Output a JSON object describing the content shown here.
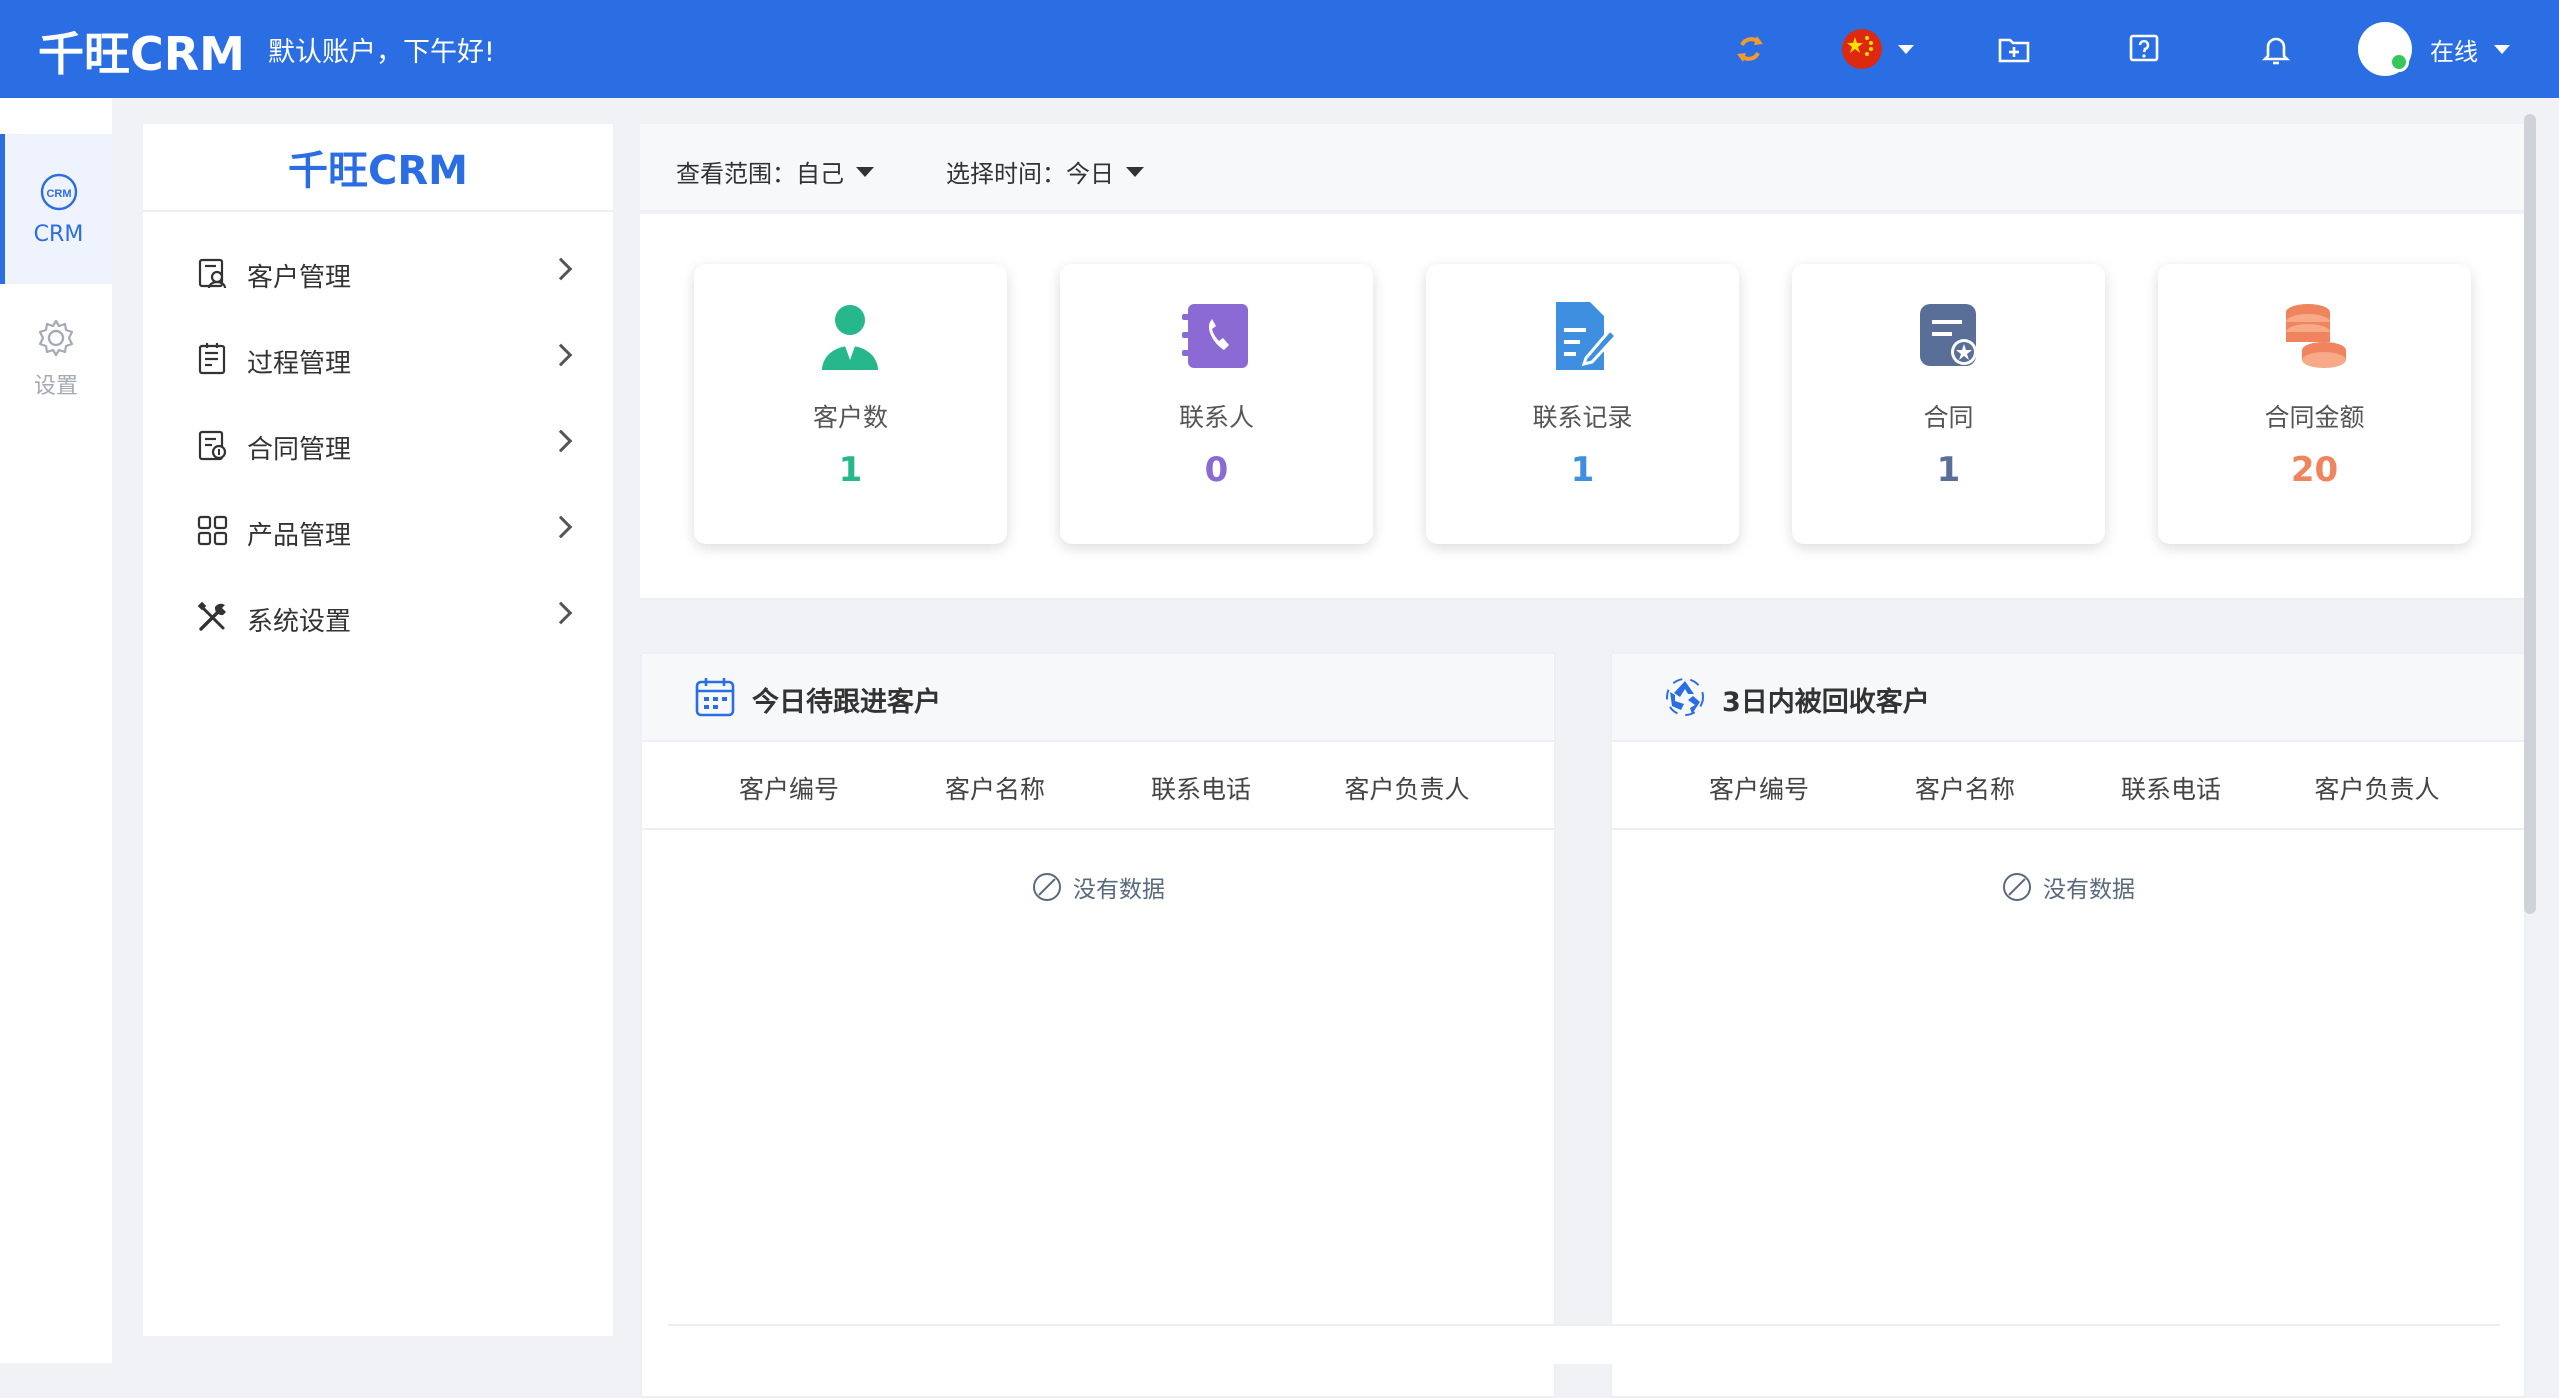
{
  "app": {
    "brand": "千旺CRM",
    "greeting": "默认账户，下午好!",
    "status": "在线"
  },
  "rail": {
    "items": [
      {
        "label": "CRM",
        "icon": "crm-icon",
        "active": true
      },
      {
        "label": "设置",
        "icon": "gear-icon",
        "active": false
      }
    ]
  },
  "menu": {
    "brand": "千旺CRM",
    "items": [
      {
        "label": "客户管理",
        "icon": "customer-manage-icon"
      },
      {
        "label": "过程管理",
        "icon": "process-manage-icon"
      },
      {
        "label": "合同管理",
        "icon": "contract-manage-icon"
      },
      {
        "label": "产品管理",
        "icon": "product-manage-icon"
      },
      {
        "label": "系统设置",
        "icon": "tools-icon"
      }
    ]
  },
  "filters": {
    "scope_label": "查看范围：",
    "scope_value": "自己",
    "time_label": "选择时间：",
    "time_value": "今日"
  },
  "stats": [
    {
      "label": "客户数",
      "value": "1",
      "color": "#26b78a",
      "icon": "customer-icon"
    },
    {
      "label": "联系人",
      "value": "0",
      "color": "#8c6ad3",
      "icon": "contact-book-icon"
    },
    {
      "label": "联系记录",
      "value": "1",
      "color": "#3f8fe0",
      "icon": "record-edit-icon"
    },
    {
      "label": "合同",
      "value": "1",
      "color": "#5a6f98",
      "icon": "contract-icon"
    },
    {
      "label": "合同金额",
      "value": "20",
      "color": "#f0845f",
      "icon": "coins-icon"
    }
  ],
  "panels": [
    {
      "title": "今日待跟进客户",
      "icon": "calendar-icon",
      "columns": [
        "客户编号",
        "客户名称",
        "联系电话",
        "客户负责人"
      ],
      "empty": "没有数据"
    },
    {
      "title": "3日内被回收客户",
      "icon": "recycle-icon",
      "columns": [
        "客户编号",
        "客户名称",
        "联系电话",
        "客户负责人"
      ],
      "empty": "没有数据"
    }
  ],
  "colors": {
    "primary": "#2b6de3",
    "online": "#35c759"
  }
}
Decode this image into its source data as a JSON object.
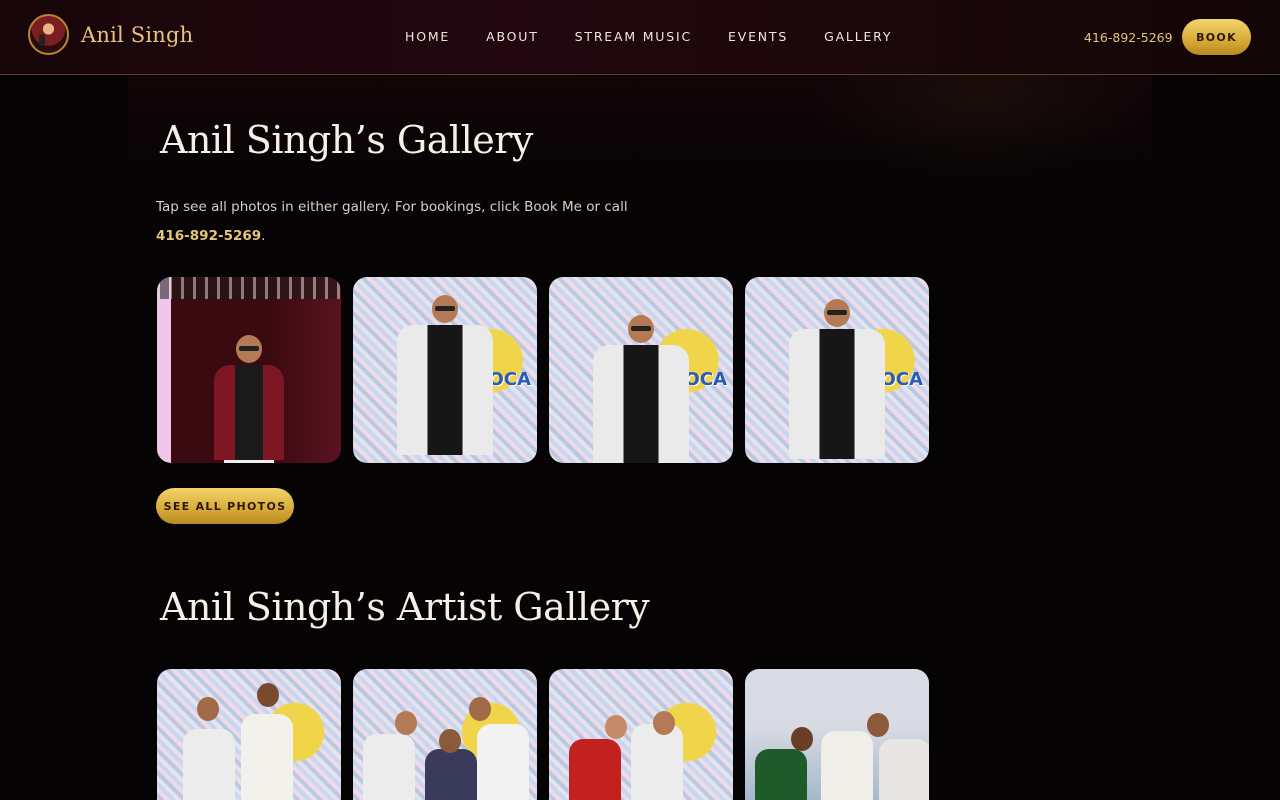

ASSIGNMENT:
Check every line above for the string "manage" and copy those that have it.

RESPONSE TO THE EXERCISE:
        "icon": "customer-manage-icon"
        "icon": "process-manage-icon"
        "icon": "contract-manage-icon"
        "icon": "product-manage-icon"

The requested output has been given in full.